Occurrence of airway irritation among indoor swimming pool personnel was investigated. The aims of this study were to assess trichloramine exposure levels and exhaled nitric oxide in relation to the prevalence of airway symptoms in swimming pool facilities and to determine protein effects in the upper respiratory tract.
The presence of airway symptoms related to work was examined in 146 individuals working at 46 indoor swimming pool facilities. Levels of trichloramine, as well as exhaled nitric oxide, were measured in five facilities with high prevalence of airway irritation and four facilities with no airway irritation among the personnel. Nasal lavage fluid was collected, and protein profiles were determined by a proteomic approach.

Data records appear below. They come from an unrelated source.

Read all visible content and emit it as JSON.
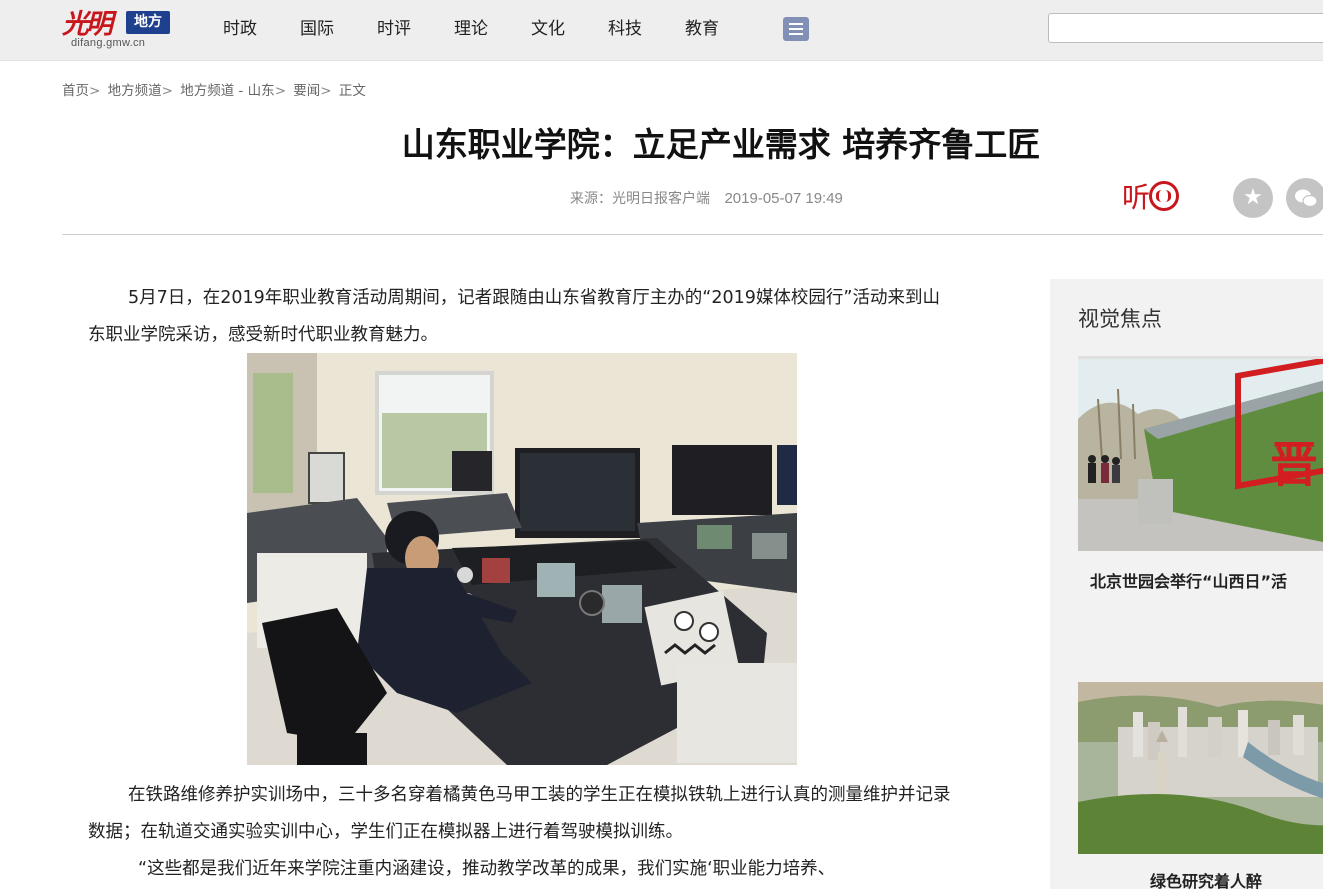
{
  "site": {
    "logo_calligraphy": "光明",
    "logo_badge": "地方",
    "logo_domain": "difang.gmw.cn"
  },
  "nav": {
    "items": [
      "时政",
      "国际",
      "时评",
      "理论",
      "文化",
      "科技",
      "教育"
    ],
    "menu_icon": "list-menu-icon"
  },
  "search": {
    "value": "",
    "placeholder": ""
  },
  "breadcrumb": {
    "items": [
      "首页",
      "地方频道",
      "地方频道 - 山东",
      "要闻",
      "正文"
    ],
    "separator": ">"
  },
  "article": {
    "title": "山东职业学院：立足产业需求 培养齐鲁工匠",
    "source": "来源：光明日报客户端",
    "date": "2019-05-07 19:49",
    "paragraphs": [
      "5月7日，在2019年职业教育活动周期间，记者跟随由山东省教育厅主办的“2019媒体校园行”活动来到山东职业学院采访，感受新时代职业教育魅力。",
      "在铁路维修养护实训场中，三十多名穿着橘黄色马甲工装的学生正在模拟铁轨上进行认真的测量维护并记录数据；在轨道交通实验实训中心，学生们正在模拟器上进行着驾驶模拟训练。",
      "“这些都是我们近年来学院注重内涵建设，推动教学改革的成果，我们实施‘职业能力培养、"
    ]
  },
  "actions": {
    "listen_label": "听",
    "favorite_icon": "star-icon",
    "share_icon": "wechat-icon"
  },
  "sidebar": {
    "title": "视觉焦点",
    "items": [
      {
        "caption": "北京世园会举行“山西日”活"
      },
      {
        "caption": "绿色研究着人醉"
      }
    ]
  },
  "colors": {
    "brand_red": "#c8161d",
    "brand_blue": "#1f3f8f",
    "nav_bg": "#eeeeee"
  }
}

17 % of the swimming pool personnel reported airway symptoms related to work. The levels of trichloramine in the swimming pool facilities ranged from 0.04 to 0.36 mg/m(3). There was no covariance between trichloramine levels, exhaled nitric oxide and prevalence of airway symptoms. Protein profiling of the nasal lavage fluid showed that the levels alpha-1-antitrypsin and lactoferrin were significantly higher, and S100-A8 was significantly lower in swimming pool personnel.
This study confirms the occurrence of airway irritation among indoor swimming pool personnel. Our results indicate altered levels of innate immunity proteins in the upper airways that may pose as potential biomarkers. However, swimming pool facilities with high prevalence of airway irritation could not be explained by higher trichloramine exposure levels. Further studies are needed to clarify the environmental factors in indoor swimming pools that cause airway problems and affect the immune system.

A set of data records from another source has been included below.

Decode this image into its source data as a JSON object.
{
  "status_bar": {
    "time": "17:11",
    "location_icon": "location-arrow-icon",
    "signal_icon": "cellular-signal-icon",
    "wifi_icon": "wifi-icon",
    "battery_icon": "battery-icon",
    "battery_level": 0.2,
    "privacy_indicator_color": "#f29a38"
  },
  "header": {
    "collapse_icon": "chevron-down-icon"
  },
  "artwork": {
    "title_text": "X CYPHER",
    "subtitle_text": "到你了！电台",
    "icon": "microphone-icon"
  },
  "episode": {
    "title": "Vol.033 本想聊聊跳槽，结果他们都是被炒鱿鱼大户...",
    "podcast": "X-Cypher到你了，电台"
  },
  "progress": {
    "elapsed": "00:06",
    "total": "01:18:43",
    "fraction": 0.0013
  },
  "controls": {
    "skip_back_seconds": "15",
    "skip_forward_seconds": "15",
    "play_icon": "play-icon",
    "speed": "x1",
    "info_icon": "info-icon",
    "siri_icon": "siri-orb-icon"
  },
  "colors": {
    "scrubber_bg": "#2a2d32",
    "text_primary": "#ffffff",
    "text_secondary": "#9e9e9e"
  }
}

AIMS: To study relations between test performance, academic self-esteem, self-reported stress and saliva cortisol levels in students exposed to test demands at school. METHODS: 46 randomly selected 6th and 9th graders voluntarily participated in an experimental school test concerning reading and mathematics skills. Cortisol saliva samples were collected at awakening, 30 min later, before test and after test. Perceived stress was registered with a visual analogue scale (VAS). A standardized self-rating questionnaire for measuring self-esteem was administered together with questions about school stress and psychological reactions when exposed to stress during a test. RESULTS: Experienced stress during the school test was correlated to low test performance and to low self-rated evaluation of self-esteem as well as to an increase of saliva cortisol levels during the test. There were also correlations between certain psychological reactions to demands and different cortisol measures. Children who reported that they applied the procedure "I say to myself: I can solve this task" in a school test situation had a lower morning increase of saliva cortisol. Reported use of the procedure "I get worried and will have problems solving other tasks too"--when referring to a school test situation--was correlated to an increase in cortisol levels during the test situation. CONCLUSION: Test performance, academic self-esteem, perceived stress and reactions of the hypothalamus-pituitary-adrenal axis (HPA axis) are highly intertwined. Furthermore, certain school stress psychological reactions to performance demands seem to be related to different cortisol reactions.